- The fulfillment requirements of a solution may vary considerably between B2B and B2C Implementations.
- In considering the issues of eBusiness and fulfillment, two things are clear.
- Extended coverage: The first fulfillment issue to address is that of extended coverage.
- In-house fulfillment: Physical delivery might be accomplished in house.
- Outsourced fulfillment: Fulfillment may also be outsourced, particularly if international delivery is involved.
- Shipping and tax: Calculating shipping and tax is another fulfillment issue to be addressed.
- On time delivery: Once customers have selected and ordered their goods they will expect them to be delivered inside the timeframes quoted by the company
ebusiness Effects on Fulfillment
The Internet may work better for exchanges than it does for new purchases. Assuming that the eBusiness involves the delivery of goods rather than services, then returned goods must be handled. If the company does not already operate a mail-order or remote-delivery process, then a new returns processing operation will almost certainly need to be created.
Mail order companies will know that the remote buyer often buys more goods than he/she needs, with the intention of returning those that do not fit or are not quite what she expected. For example, with mail-order shoe purchases, the normal return rate is around a 50 percent. This is often due to the consumer buying two sizes of the same shoe to be sure he/she gets one that fits. These returns must be handled; however, the extra stock required to maintain this element of the business is equally important to consider.
Do not underestimate the issue of percentage of returns in the eBusiness design. The percentage of returns can be very high.
There may be a need to increase the capacity of the warehousing facility. A short-term increase could be necessary to accommodate initial or temporary increases in stock-holding requirements as new business peaks.
The enterprise may opt to lease a warehousing facility for the short term. A long-term option may also be required if the increase in business becomes permanent.

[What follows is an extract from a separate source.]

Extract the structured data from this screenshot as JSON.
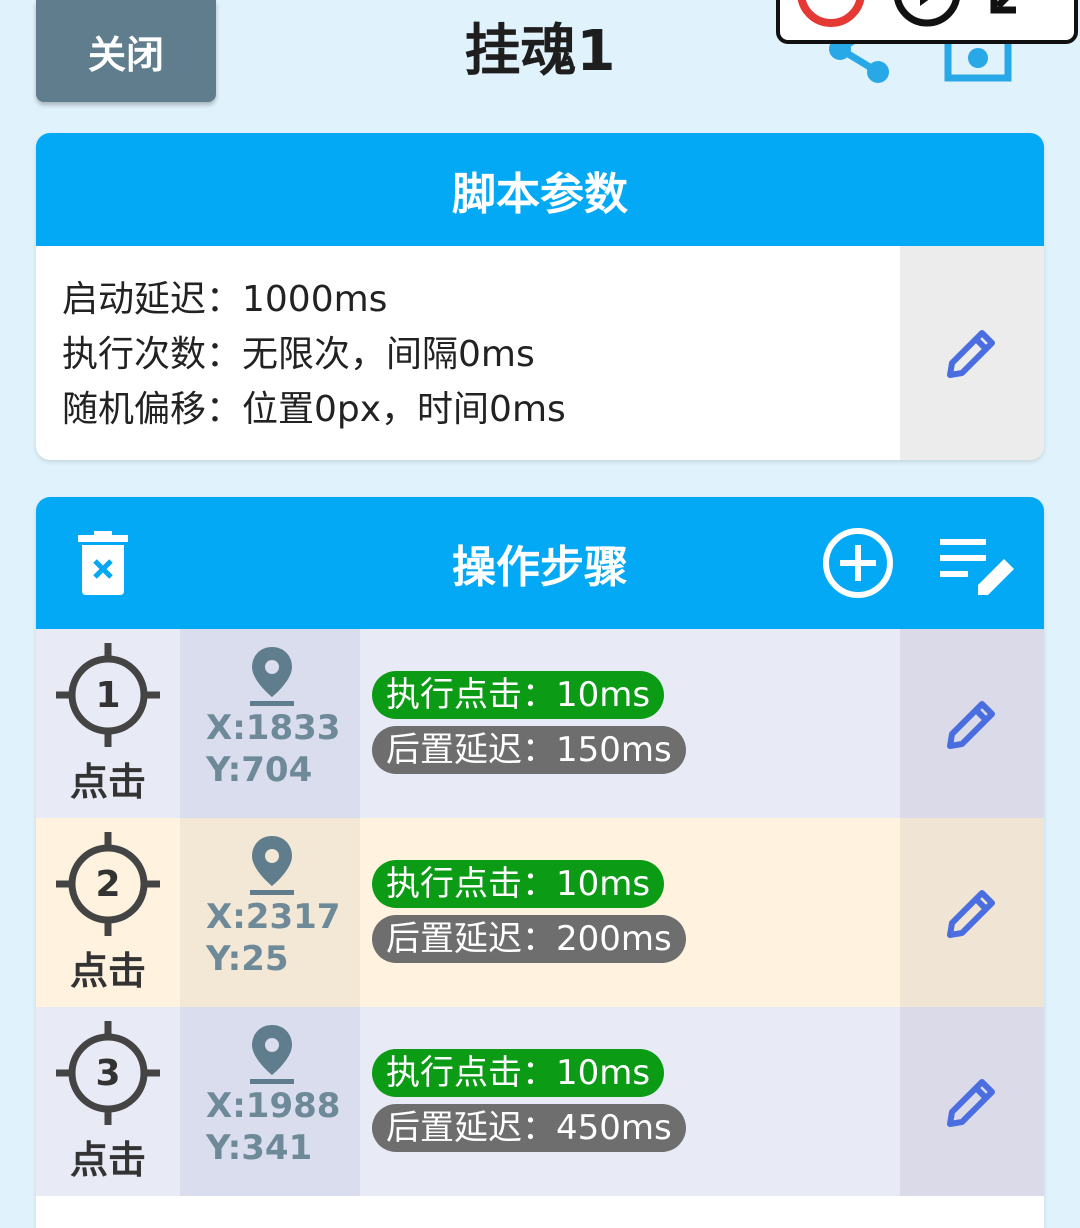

Doing business electronically often means doing business with people you have not, and possibly never will, meet. This is particularly true for the B2C model. If the company has not dealt with customers in this way before, then new risks will be introduced to the enterprise. In particular, trading in this way opens up the company to customer fraud. Many mail-order companies know these frauds very well. It is not the purpose of this course to provide a definitive list of all the frauds this type of transaction can be prone to; however, we will briefly look at two of the more common types of fraud.
| Type of Fraud || Perpetrator || Description |
| Delivery address: third-party fraud || Unknown person(s) ||Goods are ordered using false customer details,
and the delivery address is not that of the truecardholder When the goods are delivered, they and the fraudster simply disappear Often only recognized when the real cardholder spots the transaction on his/her credit card statement, and refuses to pay it |
| "Goods never arrived:" first-party fraud || The actual customer || The goods ordered by the customer are delivered but he/she simply denies that they ever arrived and refuses to pay for them|
Making these risks known
The architect must ensure that the company is aware of these new risks. The correct procedures must be put in place to minimize the risk and any damage to the company's financial position and/or image.
Operational issues have potentially wide-reaching implications for eBusiness.
For eBusiness fulfillment and distribution becomes a global issue. When a company launches an online operation, the decision to operate globally has been made. Globalization brings with it many complexities regarding shipping and fulfillment.
What are some of the potential challenges and benefits for fulfillment and shipping.
What other potentially wide-reaching implications are there with regard to fulfillment and distribution in the international marketplace?
In the next lesson we will describe eBusiness human resources factors.
Operational Support Requirements for eBusiness